§ Dataset content:

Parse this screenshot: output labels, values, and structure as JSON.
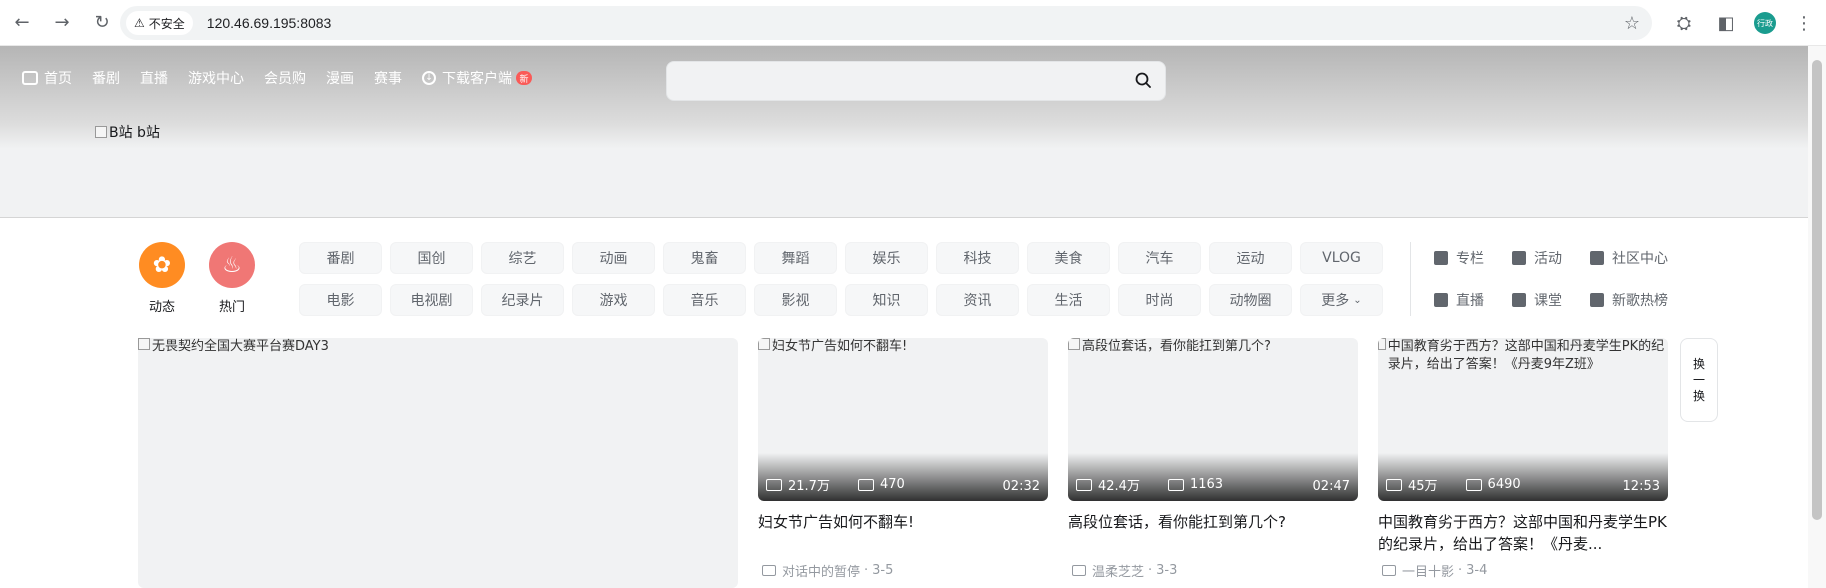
{
  "browser": {
    "security_label": "不安全",
    "url": "120.46.69.195:8083",
    "profile_label": "行政"
  },
  "header": {
    "nav": [
      "首页",
      "番剧",
      "直播",
      "游戏中心",
      "会员购",
      "漫画",
      "赛事"
    ],
    "download_label": "下载客户端",
    "new_badge": "新",
    "search_placeholder": "",
    "logo_alt": "B站 b站"
  },
  "channel": {
    "dynamic_label": "动态",
    "hot_label": "热门",
    "tags_row1": [
      "番剧",
      "国创",
      "综艺",
      "动画",
      "鬼畜",
      "舞蹈",
      "娱乐",
      "科技",
      "美食",
      "汽车",
      "运动",
      "VLOG"
    ],
    "tags_row2": [
      "电影",
      "电视剧",
      "纪录片",
      "游戏",
      "音乐",
      "影视",
      "知识",
      "资讯",
      "生活",
      "时尚",
      "动物圈",
      "更多"
    ],
    "side_links": [
      "专栏",
      "活动",
      "社区中心",
      "直播",
      "课堂",
      "新歌热榜"
    ]
  },
  "feed": {
    "hero_alt": "无畏契约全国大赛平台赛DAY3",
    "cards": [
      {
        "alt": "妇女节广告如何不翻车!",
        "views": "21.7万",
        "danmaku": "470",
        "duration": "02:32",
        "title": "妇女节广告如何不翻车!",
        "author": "对话中的暂停",
        "date": "3-5"
      },
      {
        "alt": "高段位套话，看你能扛到第几个?",
        "views": "42.4万",
        "danmaku": "1163",
        "duration": "02:47",
        "title": "高段位套话，看你能扛到第几个?",
        "author": "温柔芝芝",
        "date": "3-3"
      },
      {
        "alt": "中国教育劣于西方？这部中国和丹麦学生PK的纪录片，给出了答案！《丹麦9年Z班》",
        "views": "45万",
        "danmaku": "6490",
        "duration": "12:53",
        "title": "中国教育劣于西方？这部中国和丹麦学生PK的纪录片，给出了答案！《丹麦...",
        "author": "一目十影",
        "date": "3-4"
      }
    ],
    "refresh_top": "换",
    "refresh_bottom": "换"
  }
}
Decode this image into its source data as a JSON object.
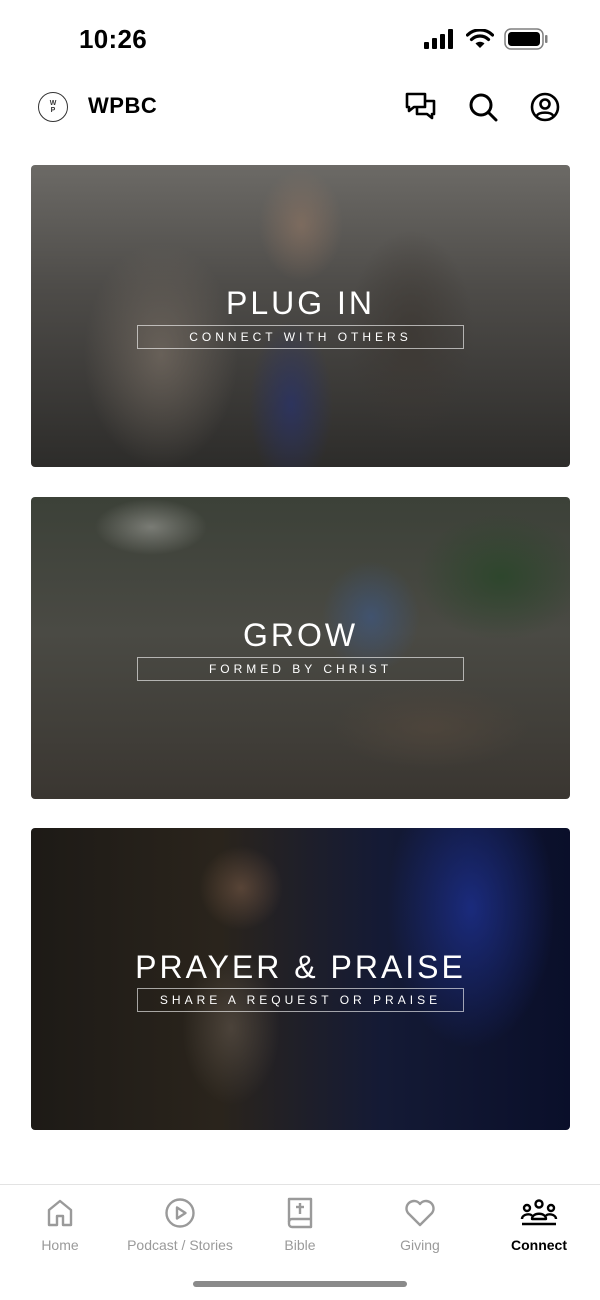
{
  "status_bar": {
    "time": "10:26"
  },
  "header": {
    "logo_top": "W",
    "logo_bottom": "P",
    "title": "WPBC"
  },
  "cards": [
    {
      "title": "PLUG IN",
      "subtitle": "CONNECT WITH OTHERS"
    },
    {
      "title": "GROW",
      "subtitle": "FORMED BY CHRIST"
    },
    {
      "title": "PRAYER & PRAISE",
      "subtitle": "SHARE A REQUEST OR PRAISE"
    }
  ],
  "tabs": [
    {
      "label": "Home",
      "icon": "home-icon",
      "active": false
    },
    {
      "label": "Podcast / Stories",
      "icon": "play-circle-icon",
      "active": false
    },
    {
      "label": "Bible",
      "icon": "bible-icon",
      "active": false
    },
    {
      "label": "Giving",
      "icon": "heart-icon",
      "active": false
    },
    {
      "label": "Connect",
      "icon": "group-icon",
      "active": true
    }
  ],
  "colors": {
    "active_tab": "#000000",
    "inactive_tab": "#9a9a9a",
    "background": "#ffffff"
  }
}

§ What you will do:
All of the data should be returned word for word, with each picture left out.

§ Solution for this problem:
Parse this screenshot: output labels, values, and structure as JSON.
{
  "browser": {
    "security_label": "不安全",
    "url": "120.46.69.195:8083",
    "profile_label": "行政"
  },
  "header": {
    "nav": [
      "首页",
      "番剧",
      "直播",
      "游戏中心",
      "会员购",
      "漫画",
      "赛事"
    ],
    "download_label": "下载客户端",
    "new_badge": "新",
    "search_placeholder": "",
    "logo_alt": "B站 b站"
  },
  "channel": {
    "dynamic_label": "动态",
    "hot_label": "热门",
    "tags_row1": [
      "番剧",
      "国创",
      "综艺",
      "动画",
      "鬼畜",
      "舞蹈",
      "娱乐",
      "科技",
      "美食",
      "汽车",
      "运动",
      "VLOG"
    ],
    "tags_row2": [
      "电影",
      "电视剧",
      "纪录片",
      "游戏",
      "音乐",
      "影视",
      "知识",
      "资讯",
      "生活",
      "时尚",
      "动物圈",
      "更多"
    ],
    "side_links": [
      "专栏",
      "活动",
      "社区中心",
      "直播",
      "课堂",
      "新歌热榜"
    ]
  },
  "feed": {
    "hero_alt": "无畏契约全国大赛平台赛DAY3",
    "cards": [
      {
        "alt": "妇女节广告如何不翻车!",
        "views": "21.7万",
        "danmaku": "470",
        "duration": "02:32",
        "title": "妇女节广告如何不翻车!",
        "author": "对话中的暂停",
        "date": "3-5"
      },
      {
        "alt": "高段位套话，看你能扛到第几个?",
        "views": "42.4万",
        "danmaku": "1163",
        "duration": "02:47",
        "title": "高段位套话，看你能扛到第几个?",
        "author": "温柔芝芝",
        "date": "3-3"
      },
      {
        "alt": "中国教育劣于西方？这部中国和丹麦学生PK的纪录片，给出了答案！《丹麦9年Z班》",
        "views": "45万",
        "danmaku": "6490",
        "duration": "12:53",
        "title": "中国教育劣于西方？这部中国和丹麦学生PK的纪录片，给出了答案！《丹麦...",
        "author": "一目十影",
        "date": "3-4"
      }
    ],
    "refresh_top": "换",
    "refresh_bottom": "换"
  }
}
Decode this image into its source data as a JSON object.
{
  "status_bar": {
    "time": "10:26"
  },
  "header": {
    "logo_top": "W",
    "logo_bottom": "P",
    "title": "WPBC"
  },
  "cards": [
    {
      "title": "PLUG IN",
      "subtitle": "CONNECT WITH OTHERS"
    },
    {
      "title": "GROW",
      "subtitle": "FORMED BY CHRIST"
    },
    {
      "title": "PRAYER & PRAISE",
      "subtitle": "SHARE A REQUEST OR PRAISE"
    }
  ],
  "tabs": [
    {
      "label": "Home",
      "icon": "home-icon",
      "active": false
    },
    {
      "label": "Podcast / Stories",
      "icon": "play-circle-icon",
      "active": false
    },
    {
      "label": "Bible",
      "icon": "bible-icon",
      "active": false
    },
    {
      "label": "Giving",
      "icon": "heart-icon",
      "active": false
    },
    {
      "label": "Connect",
      "icon": "group-icon",
      "active": true
    }
  ],
  "colors": {
    "active_tab": "#000000",
    "inactive_tab": "#9a9a9a",
    "background": "#ffffff"
  }
}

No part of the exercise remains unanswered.